**Problem to solve**
Scan the material that follows. Copy every line containing the word "Maria".

───

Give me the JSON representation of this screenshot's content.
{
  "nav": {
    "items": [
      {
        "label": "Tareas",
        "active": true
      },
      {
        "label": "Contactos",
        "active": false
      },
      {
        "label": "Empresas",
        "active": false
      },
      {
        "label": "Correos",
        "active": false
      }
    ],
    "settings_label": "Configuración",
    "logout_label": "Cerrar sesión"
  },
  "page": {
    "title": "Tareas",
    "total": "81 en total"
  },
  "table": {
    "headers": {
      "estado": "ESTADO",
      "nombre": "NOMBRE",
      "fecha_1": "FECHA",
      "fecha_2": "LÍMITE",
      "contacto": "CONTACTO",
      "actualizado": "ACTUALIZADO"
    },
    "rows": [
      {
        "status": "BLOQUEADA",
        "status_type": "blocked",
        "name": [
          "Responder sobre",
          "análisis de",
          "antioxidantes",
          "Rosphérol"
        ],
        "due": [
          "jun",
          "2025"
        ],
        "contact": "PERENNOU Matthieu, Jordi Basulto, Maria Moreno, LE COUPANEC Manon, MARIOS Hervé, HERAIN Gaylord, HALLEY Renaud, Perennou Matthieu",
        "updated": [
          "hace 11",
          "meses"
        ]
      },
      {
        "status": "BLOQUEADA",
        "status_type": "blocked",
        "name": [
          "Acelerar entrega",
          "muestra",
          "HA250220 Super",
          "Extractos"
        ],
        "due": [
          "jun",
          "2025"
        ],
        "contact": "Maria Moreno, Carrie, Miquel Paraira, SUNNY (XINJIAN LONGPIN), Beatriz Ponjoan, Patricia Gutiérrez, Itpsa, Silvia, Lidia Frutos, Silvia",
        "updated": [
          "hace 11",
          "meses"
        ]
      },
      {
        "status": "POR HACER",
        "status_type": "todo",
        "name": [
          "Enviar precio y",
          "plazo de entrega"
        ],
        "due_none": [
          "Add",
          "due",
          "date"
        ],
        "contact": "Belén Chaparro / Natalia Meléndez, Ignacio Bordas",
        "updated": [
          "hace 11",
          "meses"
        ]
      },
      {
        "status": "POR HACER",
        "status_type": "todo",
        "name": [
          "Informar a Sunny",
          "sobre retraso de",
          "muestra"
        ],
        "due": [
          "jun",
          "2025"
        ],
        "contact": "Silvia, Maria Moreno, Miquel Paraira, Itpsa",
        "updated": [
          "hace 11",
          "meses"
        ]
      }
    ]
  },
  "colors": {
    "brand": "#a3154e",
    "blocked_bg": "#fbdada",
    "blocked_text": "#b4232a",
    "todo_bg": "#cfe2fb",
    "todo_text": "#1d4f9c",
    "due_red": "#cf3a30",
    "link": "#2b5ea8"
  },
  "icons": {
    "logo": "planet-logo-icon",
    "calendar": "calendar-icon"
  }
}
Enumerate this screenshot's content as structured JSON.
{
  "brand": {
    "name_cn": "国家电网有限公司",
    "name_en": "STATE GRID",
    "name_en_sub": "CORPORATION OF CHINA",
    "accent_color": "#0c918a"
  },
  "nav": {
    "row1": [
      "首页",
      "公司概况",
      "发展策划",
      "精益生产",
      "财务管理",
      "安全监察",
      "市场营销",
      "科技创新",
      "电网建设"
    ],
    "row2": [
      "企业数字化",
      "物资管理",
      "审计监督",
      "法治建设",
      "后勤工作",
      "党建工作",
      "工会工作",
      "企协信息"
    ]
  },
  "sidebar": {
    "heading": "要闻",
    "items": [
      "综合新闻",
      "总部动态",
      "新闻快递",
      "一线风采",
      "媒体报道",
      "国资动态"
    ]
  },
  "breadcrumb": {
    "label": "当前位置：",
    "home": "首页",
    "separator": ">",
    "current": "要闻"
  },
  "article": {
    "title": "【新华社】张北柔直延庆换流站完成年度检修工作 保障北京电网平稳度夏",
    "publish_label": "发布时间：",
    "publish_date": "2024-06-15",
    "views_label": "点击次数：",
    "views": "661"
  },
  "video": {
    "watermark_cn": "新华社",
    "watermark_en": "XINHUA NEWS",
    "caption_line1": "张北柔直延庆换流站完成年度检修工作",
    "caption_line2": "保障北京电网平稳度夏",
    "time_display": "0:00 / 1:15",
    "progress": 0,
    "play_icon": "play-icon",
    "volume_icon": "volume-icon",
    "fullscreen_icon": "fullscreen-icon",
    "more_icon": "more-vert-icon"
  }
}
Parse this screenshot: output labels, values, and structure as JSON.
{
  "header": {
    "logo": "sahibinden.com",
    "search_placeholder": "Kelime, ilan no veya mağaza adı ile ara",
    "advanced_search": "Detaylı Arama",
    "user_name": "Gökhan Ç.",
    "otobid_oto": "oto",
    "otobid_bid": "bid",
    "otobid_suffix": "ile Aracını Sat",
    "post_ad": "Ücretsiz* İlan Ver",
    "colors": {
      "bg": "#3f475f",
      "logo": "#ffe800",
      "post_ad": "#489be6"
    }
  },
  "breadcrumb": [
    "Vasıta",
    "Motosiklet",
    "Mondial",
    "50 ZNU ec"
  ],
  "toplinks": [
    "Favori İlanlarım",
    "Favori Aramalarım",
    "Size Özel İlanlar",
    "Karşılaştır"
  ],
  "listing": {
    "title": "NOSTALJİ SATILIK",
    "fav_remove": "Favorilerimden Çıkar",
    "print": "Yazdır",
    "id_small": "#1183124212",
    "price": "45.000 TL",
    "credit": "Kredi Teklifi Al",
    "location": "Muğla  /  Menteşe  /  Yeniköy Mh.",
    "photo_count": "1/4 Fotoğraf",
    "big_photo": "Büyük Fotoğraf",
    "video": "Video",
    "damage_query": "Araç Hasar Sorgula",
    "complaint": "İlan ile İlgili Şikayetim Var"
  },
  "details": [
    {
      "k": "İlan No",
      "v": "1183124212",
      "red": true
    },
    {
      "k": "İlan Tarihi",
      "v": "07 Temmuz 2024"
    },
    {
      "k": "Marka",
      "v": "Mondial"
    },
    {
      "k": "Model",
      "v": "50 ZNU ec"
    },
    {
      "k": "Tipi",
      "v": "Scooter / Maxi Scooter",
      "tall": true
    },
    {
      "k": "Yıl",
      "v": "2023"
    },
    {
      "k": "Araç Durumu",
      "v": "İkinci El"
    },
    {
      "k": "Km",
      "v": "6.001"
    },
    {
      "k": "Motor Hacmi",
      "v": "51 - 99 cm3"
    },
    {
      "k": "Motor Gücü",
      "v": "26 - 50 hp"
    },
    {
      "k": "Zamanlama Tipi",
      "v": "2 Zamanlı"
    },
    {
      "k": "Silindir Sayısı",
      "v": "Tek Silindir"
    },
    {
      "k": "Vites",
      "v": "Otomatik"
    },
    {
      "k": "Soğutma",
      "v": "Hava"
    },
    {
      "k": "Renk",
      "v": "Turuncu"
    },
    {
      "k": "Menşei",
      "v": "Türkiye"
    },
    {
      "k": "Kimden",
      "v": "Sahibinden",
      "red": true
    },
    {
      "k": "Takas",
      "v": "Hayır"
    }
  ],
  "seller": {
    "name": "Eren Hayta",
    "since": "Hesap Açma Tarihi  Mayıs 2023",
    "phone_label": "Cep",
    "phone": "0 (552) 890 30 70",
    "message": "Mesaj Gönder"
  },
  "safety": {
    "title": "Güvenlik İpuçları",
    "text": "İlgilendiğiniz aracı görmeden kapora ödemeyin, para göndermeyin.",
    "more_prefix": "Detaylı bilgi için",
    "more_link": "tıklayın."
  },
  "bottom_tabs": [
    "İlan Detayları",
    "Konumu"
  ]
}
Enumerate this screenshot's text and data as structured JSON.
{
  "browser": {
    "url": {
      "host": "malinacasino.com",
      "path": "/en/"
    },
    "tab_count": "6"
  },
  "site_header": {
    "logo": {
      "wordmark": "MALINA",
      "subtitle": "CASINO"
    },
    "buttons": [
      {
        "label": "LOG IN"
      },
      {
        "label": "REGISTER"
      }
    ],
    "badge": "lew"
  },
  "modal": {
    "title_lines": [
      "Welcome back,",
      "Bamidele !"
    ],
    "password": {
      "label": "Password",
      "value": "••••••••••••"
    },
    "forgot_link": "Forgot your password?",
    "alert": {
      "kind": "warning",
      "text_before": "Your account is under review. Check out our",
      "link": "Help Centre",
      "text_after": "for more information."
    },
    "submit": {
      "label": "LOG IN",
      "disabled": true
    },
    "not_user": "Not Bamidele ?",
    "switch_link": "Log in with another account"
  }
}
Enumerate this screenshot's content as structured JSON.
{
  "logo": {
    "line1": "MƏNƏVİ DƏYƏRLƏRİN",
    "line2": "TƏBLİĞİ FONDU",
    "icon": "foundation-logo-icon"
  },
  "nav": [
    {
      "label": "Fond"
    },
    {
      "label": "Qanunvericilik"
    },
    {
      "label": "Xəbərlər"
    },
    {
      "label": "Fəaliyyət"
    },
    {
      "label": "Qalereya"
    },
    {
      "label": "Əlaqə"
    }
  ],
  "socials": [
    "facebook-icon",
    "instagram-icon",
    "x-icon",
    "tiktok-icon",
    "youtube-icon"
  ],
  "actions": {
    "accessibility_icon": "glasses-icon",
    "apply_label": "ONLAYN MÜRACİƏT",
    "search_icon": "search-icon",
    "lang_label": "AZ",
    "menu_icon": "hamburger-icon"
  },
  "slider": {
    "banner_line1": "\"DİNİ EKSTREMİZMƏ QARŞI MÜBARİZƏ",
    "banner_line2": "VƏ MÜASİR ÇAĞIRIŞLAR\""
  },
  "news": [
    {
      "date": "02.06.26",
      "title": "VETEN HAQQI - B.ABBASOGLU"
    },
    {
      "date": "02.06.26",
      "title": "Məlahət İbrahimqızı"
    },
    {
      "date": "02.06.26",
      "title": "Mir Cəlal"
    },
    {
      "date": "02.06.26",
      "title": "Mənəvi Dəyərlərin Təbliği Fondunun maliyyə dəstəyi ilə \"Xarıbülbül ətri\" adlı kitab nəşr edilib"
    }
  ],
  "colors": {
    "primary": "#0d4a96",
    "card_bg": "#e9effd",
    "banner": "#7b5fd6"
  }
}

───

**Answer space**
        "contact": "PERENNOU Matthieu, Jordi Basulto, Maria Moreno, LE COUPANEC Manon, MARIOS Hervé, HERAIN Gaylord, HALLEY Renaud, Perennou Matthieu",
        "contact": "Maria Moreno, Carrie, Miquel Paraira, SUNNY (XINJIAN LONGPIN), Beatriz Ponjoan, Patricia Gutiérrez, Itpsa, Silvia, Lidia Frutos, Silvia",
        "contact": "Silvia, Maria Moreno, Miquel Paraira, Itpsa",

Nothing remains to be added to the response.